|Vol. 2, No. 4||Page 6||April 2000|
One of the most interesting standpoints from which one can approach a study of the Bible is from a view of eschatology. Since the word “eschatology” comes from a Greek word which means “Last things,” when one studies the Bible from this point of view he is looking at the many “last things” upon which the Bible speaks. There are some, such as the premillennialists, who take the position, that every mention of last things, and every prophecy of last things in the Bible refers to the “end of time.” Others want to make all references to last things in the Bible refer to some other event.
When one studies his Bible from the standpoint of the study of last things, or a study of eschatology, he must realize that there is more than one “eschatology” revealed in the Holy Scriptures. For example, when one studies the fall of Israel to Assyria, and the fall of Judah to Babylon, he is studying the last things for those nations at that time. After the destruction of Solomon’s beautiful Temple, and after the Babylonian captivity, neither the tribes who had made up Israel, nor the ones that had made up Judah ever came back to be what they were before destruction came upon them at the hands of their respective enemies. That was an “end time” for that nation as she had been. She simply would never be that way again. Again, an example, the fall of Judah brought to an end the line of Davidic kings ruling on earth. Of Jeconiah, the prophet wrote that he would go down childless, and that there would never be another descendant of David who would rule in Judah (Jeremiah 22:30). There is an eschatology of the Old Testament regarding the antediluvian world, which came to its end in the days of Noah. Furthermore, there is strong prophetic eschatology concerning the final destruction of Jerusalem in both the Old and the New Testaments. So, we can see from these two or three examples that every prophecy, or every passage, that speaks of last things, or the end of a time, is not referring to the end of all time, as one can plainly see, although there is an eschatology in the Bible, mostly in the New Testament regarding that.
New Testament eschatology is threefold in its nature. 1) It plainly teaches the once-for-all abrogation of Judaism, which included the destruction of the city of Jerusalem, which took place in 70 AD. There are many passages which teach this, as a matter of fact, too many to list here so we will mention only one along with some parallels (Matthew 24:1-35; 2 Corinthians 3:7-11; Galatians 4:21-31, along with Matthew 21:33-44; 22:1-10; 23:29-39). Jesus, in his “Olivet Discourse,” depicted many signs to show the end of Judaism.
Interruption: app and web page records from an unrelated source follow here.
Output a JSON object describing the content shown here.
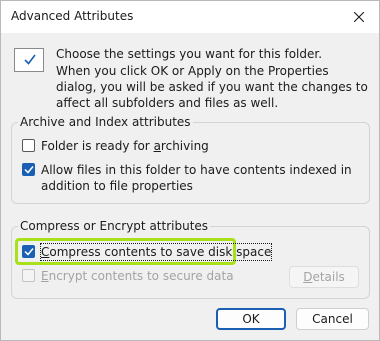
{
  "window": {
    "title": "Advanced Attributes",
    "close_icon": "close-icon"
  },
  "header": {
    "intro": "Choose the settings you want for this folder.",
    "note": "When you click OK or Apply on the Properties dialog, you will be asked if you want the changes to affect all subfolders and files as well."
  },
  "archive_group": {
    "label": "Archive and Index attributes",
    "folder_ready": {
      "prefix": "Folder is ready for ",
      "accel": "a",
      "suffix": "rchiving",
      "checked": false
    },
    "allow_index": {
      "text": "Allow files in this folder to have contents indexed in addition to file properties",
      "checked": true
    }
  },
  "compress_group": {
    "label": "Compress or Encrypt attributes",
    "compress": {
      "accel": "C",
      "suffix": "ompress contents to save disk space",
      "checked": true
    },
    "encrypt": {
      "accel": "E",
      "suffix": "ncrypt contents to secure data",
      "checked": false,
      "enabled": false
    },
    "details_button": {
      "accel": "D",
      "suffix": "etails",
      "enabled": false
    }
  },
  "buttons": {
    "ok": "OK",
    "cancel": "Cancel"
  },
  "colors": {
    "accent": "#1a5fb4",
    "highlight": "#a8e01a"
  }
}
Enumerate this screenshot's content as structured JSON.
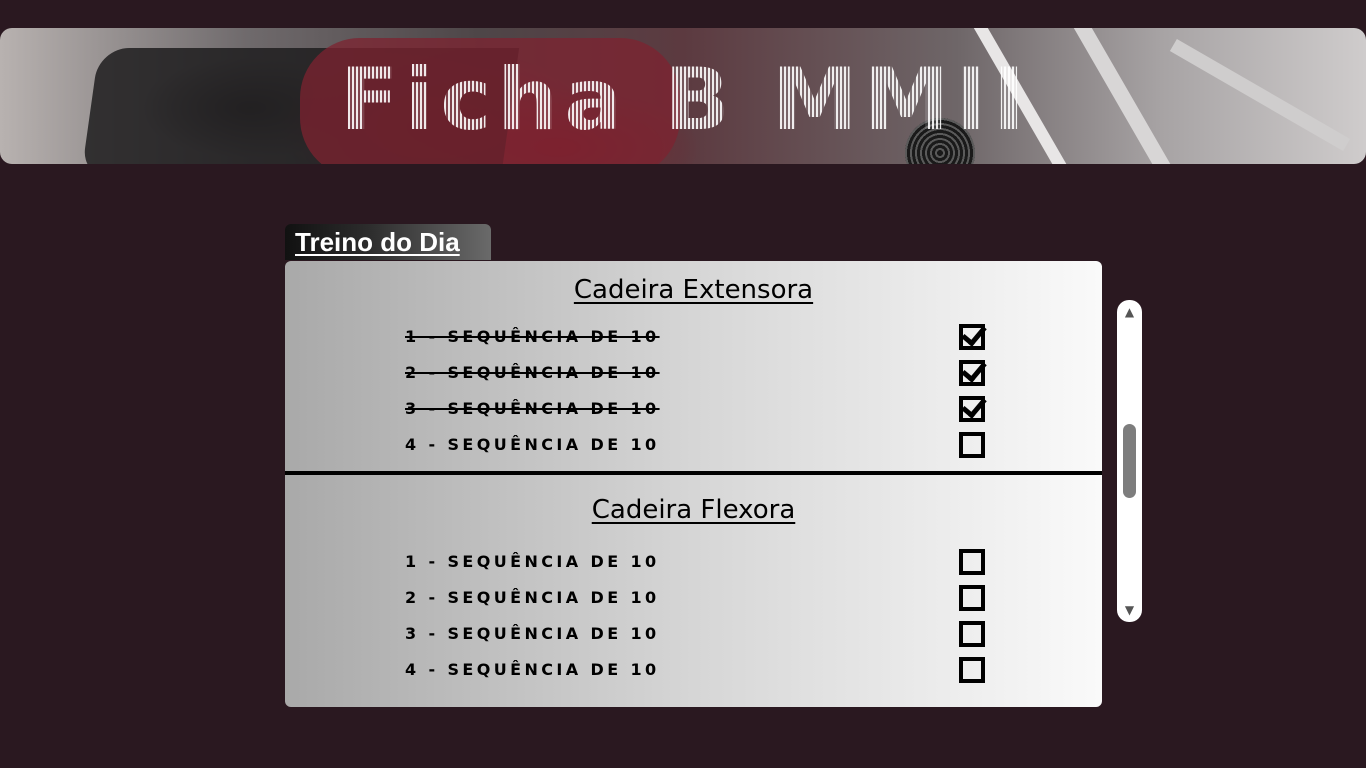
{
  "banner": {
    "title": "Ficha B MMII"
  },
  "section": {
    "label": "Treino do Dia"
  },
  "exercises": [
    {
      "name": "Cadeira Extensora",
      "sets": [
        {
          "label": "1 - SEQUÊNCIA DE 10",
          "done": true
        },
        {
          "label": "2 - SEQUÊNCIA DE 10",
          "done": true
        },
        {
          "label": "3 - SEQUÊNCIA DE 10",
          "done": true
        },
        {
          "label": "4 - SEQUÊNCIA DE 10",
          "done": false
        }
      ]
    },
    {
      "name": "Cadeira Flexora",
      "sets": [
        {
          "label": "1 - SEQUÊNCIA DE 10",
          "done": false
        },
        {
          "label": "2 - SEQUÊNCIA DE 10",
          "done": false
        },
        {
          "label": "3 - SEQUÊNCIA DE 10",
          "done": false
        },
        {
          "label": "4 - SEQUÊNCIA DE 10",
          "done": false
        }
      ]
    }
  ],
  "scrollbar": {
    "up_glyph": "▲",
    "down_glyph": "▼"
  }
}
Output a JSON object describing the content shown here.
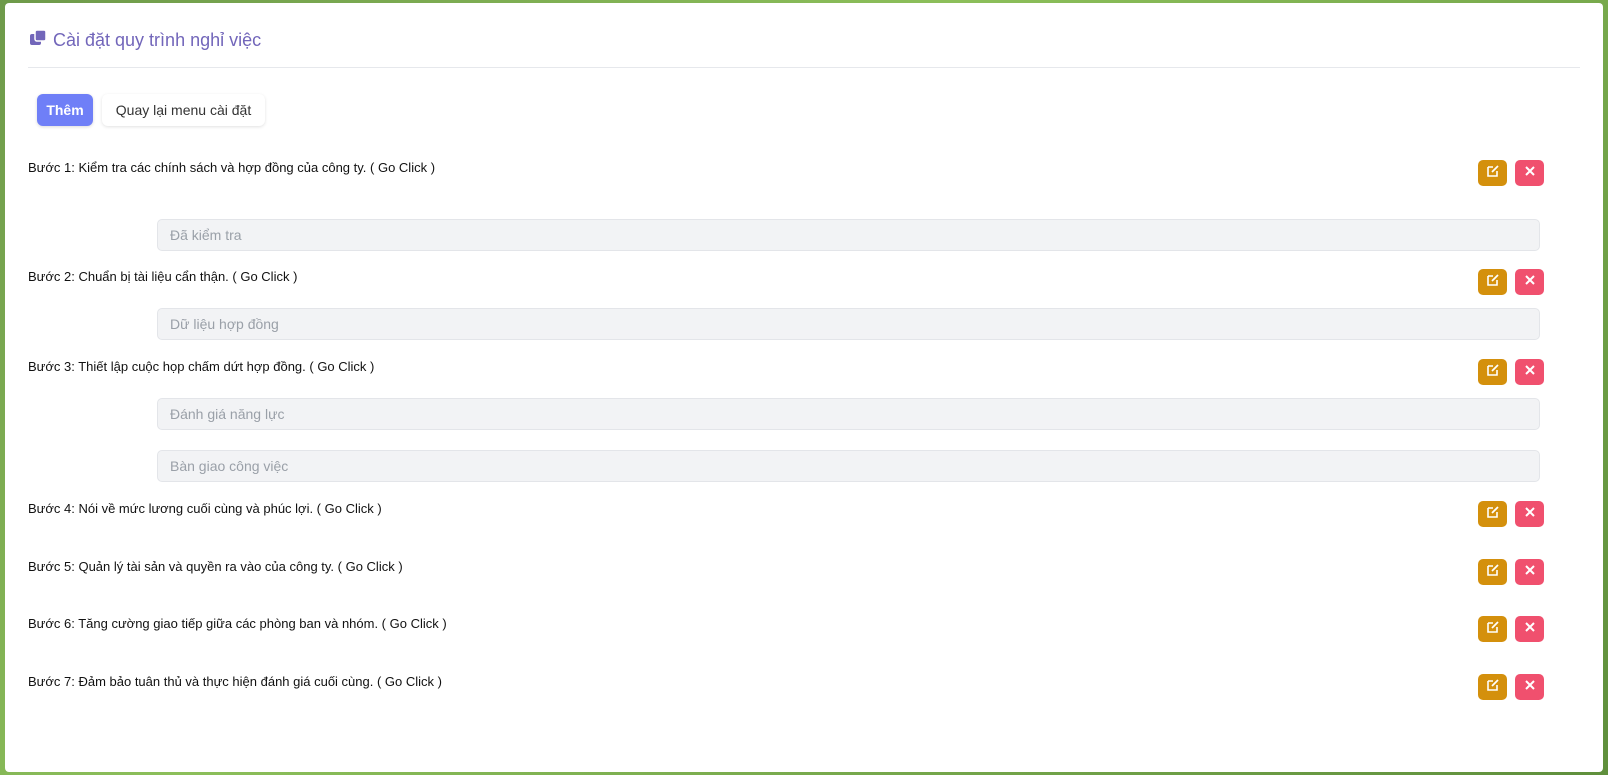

People speak today of the rebuilding of the Temple in Jerusalem, and some day they may build a temple, but it will not be one in which God dwells, nor one in which the Levitical priesthood will serve. We say this for two reasons: a) The books of genealogy are all destroyed, and there is not a Jew on earth today who knows what tribe from which he came. Though the modern Jews claim that the Cohen’s are of the tribe of Levi, this is just an empty claim because there is absolutely no way of proving that, since there are no books of genealogy, and therefore it should be given no serious credence. The worship of the Temple will never be restored upon this earth because due to the fact that the Jews rejected Jesus, and demanded his death upon the cross they came to their last times. b) If the Temple is to be rebuilt, if the Levitical priesthood is restored, then the whole book of Hebrews is nothing more than the meanderings of some demonic mind and should be removed from the pages of Holy Scripture.
2) New Testament eschatology also predicts a great tribulation to come upon the church in the first four centuries of her existence. There had been persecution at the hands of the Jews, but after the fall of Jerusalem, the Jews had neither the ability nor the will to persecute the church. However, it was very different with the Roman government. This persecution began in the days of Nero Caesar, and continued down until the fall of the western half of the Roman Empire. Some think that persecution came to an end with the conversion of Constantine, but such was not the case in the western part of that world (See: Matthew 24:36¾25:46).
3) There is clearly a New Testament eschatology which the first two anticipate. There will be a final advent of Christ over the world to judge her in righteousness. This is so plainly taught in the New Testament that one would be hard-pressed to interpret the passages otherwise. Such passages as Acts 17:29-31; Romans 8:18-25; 1 Corinthians 15:51-58; Hebrews 9:27-28 are among the many that one finds in the New Testament. Eschatology is certainly a fascinating study.